DIRECTIONS FOR THIS TASK: Copy out the data exactly as it appears, without a single image.
DATASET RECORDS START
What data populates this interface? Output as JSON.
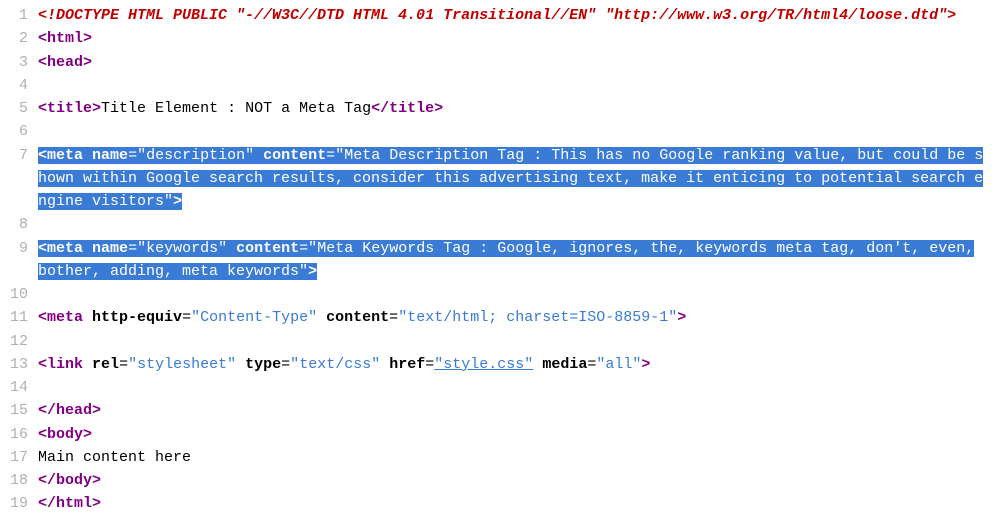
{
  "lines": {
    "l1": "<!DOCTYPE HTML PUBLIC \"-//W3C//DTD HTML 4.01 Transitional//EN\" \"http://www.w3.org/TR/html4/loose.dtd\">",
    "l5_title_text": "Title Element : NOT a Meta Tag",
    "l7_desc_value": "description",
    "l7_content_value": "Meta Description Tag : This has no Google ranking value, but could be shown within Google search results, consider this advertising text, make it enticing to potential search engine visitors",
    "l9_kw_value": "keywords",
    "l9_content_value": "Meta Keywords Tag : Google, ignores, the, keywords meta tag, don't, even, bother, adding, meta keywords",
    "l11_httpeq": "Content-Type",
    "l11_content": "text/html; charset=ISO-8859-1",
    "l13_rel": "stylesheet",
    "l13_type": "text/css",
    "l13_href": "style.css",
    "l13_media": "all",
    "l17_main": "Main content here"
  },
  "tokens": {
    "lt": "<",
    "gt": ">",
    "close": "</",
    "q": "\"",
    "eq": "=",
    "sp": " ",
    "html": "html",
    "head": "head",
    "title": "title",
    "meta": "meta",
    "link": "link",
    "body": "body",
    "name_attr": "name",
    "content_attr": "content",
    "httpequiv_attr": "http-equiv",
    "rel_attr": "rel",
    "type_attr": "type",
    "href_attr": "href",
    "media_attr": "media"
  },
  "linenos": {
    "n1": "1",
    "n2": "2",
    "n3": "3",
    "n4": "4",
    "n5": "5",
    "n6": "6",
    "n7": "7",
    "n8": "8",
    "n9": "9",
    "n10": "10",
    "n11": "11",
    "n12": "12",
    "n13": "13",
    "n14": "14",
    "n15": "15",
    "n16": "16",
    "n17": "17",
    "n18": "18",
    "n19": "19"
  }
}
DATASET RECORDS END
RESPONSE FOR THIS EXERCISE:
What data populates this interface? Output as JSON.
{
  "lines": {
    "l1": "<!DOCTYPE HTML PUBLIC \"-//W3C//DTD HTML 4.01 Transitional//EN\" \"http://www.w3.org/TR/html4/loose.dtd\">",
    "l5_title_text": "Title Element : NOT a Meta Tag",
    "l7_desc_value": "description",
    "l7_content_value": "Meta Description Tag : This has no Google ranking value, but could be shown within Google search results, consider this advertising text, make it enticing to potential search engine visitors",
    "l9_kw_value": "keywords",
    "l9_content_value": "Meta Keywords Tag : Google, ignores, the, keywords meta tag, don't, even, bother, adding, meta keywords",
    "l11_httpeq": "Content-Type",
    "l11_content": "text/html; charset=ISO-8859-1",
    "l13_rel": "stylesheet",
    "l13_type": "text/css",
    "l13_href": "style.css",
    "l13_media": "all",
    "l17_main": "Main content here"
  },
  "tokens": {
    "lt": "<",
    "gt": ">",
    "close": "</",
    "q": "\"",
    "eq": "=",
    "sp": " ",
    "html": "html",
    "head": "head",
    "title": "title",
    "meta": "meta",
    "link": "link",
    "body": "body",
    "name_attr": "name",
    "content_attr": "content",
    "httpequiv_attr": "http-equiv",
    "rel_attr": "rel",
    "type_attr": "type",
    "href_attr": "href",
    "media_attr": "media"
  },
  "linenos": {
    "n1": "1",
    "n2": "2",
    "n3": "3",
    "n4": "4",
    "n5": "5",
    "n6": "6",
    "n7": "7",
    "n8": "8",
    "n9": "9",
    "n10": "10",
    "n11": "11",
    "n12": "12",
    "n13": "13",
    "n14": "14",
    "n15": "15",
    "n16": "16",
    "n17": "17",
    "n18": "18",
    "n19": "19"
  }
}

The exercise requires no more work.